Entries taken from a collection
-- Opening Marker --
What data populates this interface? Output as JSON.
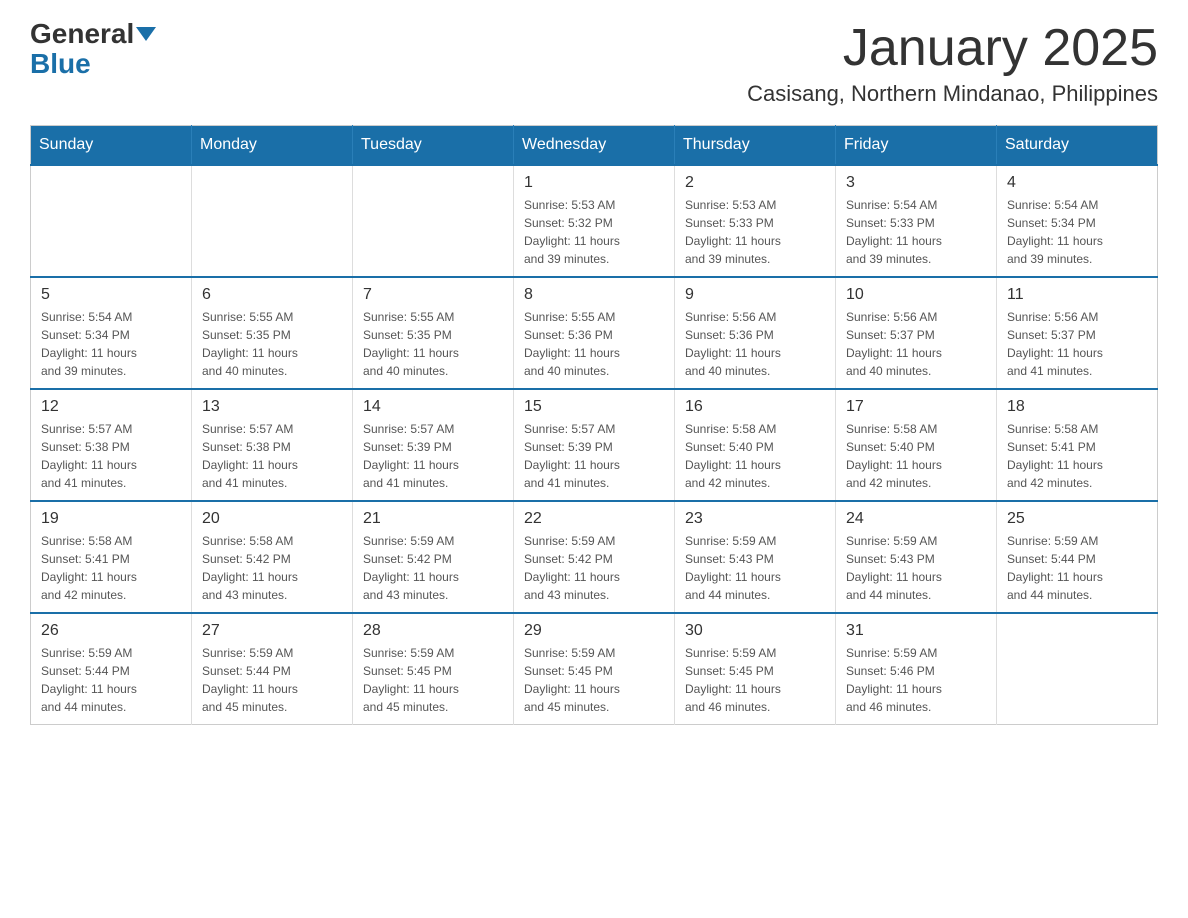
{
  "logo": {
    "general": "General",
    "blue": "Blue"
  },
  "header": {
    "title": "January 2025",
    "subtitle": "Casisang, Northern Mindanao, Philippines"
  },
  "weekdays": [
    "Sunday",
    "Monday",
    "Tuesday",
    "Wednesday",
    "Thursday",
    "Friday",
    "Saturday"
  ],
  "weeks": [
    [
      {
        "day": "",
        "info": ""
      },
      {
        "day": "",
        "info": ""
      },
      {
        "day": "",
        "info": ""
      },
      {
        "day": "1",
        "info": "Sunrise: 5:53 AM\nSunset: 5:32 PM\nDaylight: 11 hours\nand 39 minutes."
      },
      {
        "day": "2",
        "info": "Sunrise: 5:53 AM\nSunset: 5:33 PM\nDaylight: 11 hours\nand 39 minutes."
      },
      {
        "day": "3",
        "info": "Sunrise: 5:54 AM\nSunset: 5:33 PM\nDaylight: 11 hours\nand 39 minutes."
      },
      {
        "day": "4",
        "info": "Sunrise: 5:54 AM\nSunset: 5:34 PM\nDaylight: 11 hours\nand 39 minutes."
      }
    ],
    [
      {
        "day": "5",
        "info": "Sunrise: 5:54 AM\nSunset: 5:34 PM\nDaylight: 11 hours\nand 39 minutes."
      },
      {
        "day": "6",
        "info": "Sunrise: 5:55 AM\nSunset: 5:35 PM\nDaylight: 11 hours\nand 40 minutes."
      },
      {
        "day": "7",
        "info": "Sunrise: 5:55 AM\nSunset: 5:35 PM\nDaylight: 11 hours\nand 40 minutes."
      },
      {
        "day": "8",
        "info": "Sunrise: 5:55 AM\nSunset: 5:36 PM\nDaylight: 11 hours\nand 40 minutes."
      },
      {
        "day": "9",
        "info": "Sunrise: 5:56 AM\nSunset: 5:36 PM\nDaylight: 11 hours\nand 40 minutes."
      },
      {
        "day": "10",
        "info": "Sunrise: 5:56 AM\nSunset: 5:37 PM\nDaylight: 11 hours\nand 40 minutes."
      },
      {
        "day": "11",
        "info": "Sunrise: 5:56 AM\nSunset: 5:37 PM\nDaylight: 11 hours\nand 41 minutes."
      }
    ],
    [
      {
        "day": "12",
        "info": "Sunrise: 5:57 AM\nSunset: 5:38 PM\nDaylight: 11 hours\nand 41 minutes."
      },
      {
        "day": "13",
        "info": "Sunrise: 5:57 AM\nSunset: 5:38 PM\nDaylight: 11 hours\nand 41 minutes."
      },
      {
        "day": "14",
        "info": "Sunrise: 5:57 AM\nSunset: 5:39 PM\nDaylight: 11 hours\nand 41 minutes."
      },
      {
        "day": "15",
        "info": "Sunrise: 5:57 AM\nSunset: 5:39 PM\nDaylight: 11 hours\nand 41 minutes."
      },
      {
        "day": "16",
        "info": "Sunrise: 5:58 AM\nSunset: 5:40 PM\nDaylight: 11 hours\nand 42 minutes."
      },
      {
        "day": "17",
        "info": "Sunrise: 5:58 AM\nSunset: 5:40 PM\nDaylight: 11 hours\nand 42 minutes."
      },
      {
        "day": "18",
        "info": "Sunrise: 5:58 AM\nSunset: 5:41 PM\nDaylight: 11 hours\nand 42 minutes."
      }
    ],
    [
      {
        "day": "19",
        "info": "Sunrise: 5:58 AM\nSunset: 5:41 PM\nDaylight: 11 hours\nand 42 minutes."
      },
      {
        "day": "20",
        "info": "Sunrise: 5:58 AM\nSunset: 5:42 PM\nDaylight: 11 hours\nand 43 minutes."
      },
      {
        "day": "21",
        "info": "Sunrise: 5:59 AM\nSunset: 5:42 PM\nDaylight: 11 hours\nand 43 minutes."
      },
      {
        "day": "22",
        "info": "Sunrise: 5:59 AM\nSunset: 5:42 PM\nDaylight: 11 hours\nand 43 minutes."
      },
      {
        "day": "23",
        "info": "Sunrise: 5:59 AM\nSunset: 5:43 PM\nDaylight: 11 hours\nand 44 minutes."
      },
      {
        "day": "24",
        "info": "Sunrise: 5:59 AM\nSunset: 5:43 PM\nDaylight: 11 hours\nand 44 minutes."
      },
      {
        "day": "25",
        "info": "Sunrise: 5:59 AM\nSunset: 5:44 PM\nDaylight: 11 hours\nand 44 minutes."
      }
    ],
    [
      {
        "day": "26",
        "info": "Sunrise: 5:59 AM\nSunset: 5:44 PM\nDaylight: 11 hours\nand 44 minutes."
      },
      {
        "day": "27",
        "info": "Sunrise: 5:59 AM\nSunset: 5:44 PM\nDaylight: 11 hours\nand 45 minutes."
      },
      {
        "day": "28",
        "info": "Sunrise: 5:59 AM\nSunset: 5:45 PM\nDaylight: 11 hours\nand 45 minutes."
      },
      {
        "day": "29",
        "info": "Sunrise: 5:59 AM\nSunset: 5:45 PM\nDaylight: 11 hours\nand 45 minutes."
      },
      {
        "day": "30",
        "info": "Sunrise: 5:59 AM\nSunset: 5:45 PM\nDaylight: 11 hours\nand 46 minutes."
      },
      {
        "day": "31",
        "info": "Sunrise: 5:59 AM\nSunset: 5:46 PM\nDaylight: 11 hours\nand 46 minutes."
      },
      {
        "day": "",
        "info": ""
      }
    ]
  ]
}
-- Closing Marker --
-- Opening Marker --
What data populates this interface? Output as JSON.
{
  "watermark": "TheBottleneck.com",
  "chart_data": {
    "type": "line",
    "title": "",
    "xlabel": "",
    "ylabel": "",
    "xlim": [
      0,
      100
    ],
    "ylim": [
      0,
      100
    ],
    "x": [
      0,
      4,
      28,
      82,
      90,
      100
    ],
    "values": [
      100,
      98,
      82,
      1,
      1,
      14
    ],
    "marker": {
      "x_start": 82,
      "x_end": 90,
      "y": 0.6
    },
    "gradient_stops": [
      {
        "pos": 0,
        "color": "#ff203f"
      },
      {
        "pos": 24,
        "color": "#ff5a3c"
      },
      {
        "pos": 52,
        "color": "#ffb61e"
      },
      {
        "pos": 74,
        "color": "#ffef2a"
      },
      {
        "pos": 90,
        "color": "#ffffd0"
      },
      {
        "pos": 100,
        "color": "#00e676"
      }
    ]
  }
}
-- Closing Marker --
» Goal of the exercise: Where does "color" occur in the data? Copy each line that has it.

» Your response:
        "color": "#ff203f"
        "color": "#ff5a3c"
        "color": "#ffb61e"
        "color": "#ffef2a"
        "color": "#ffffd0"
        "color": "#00e676"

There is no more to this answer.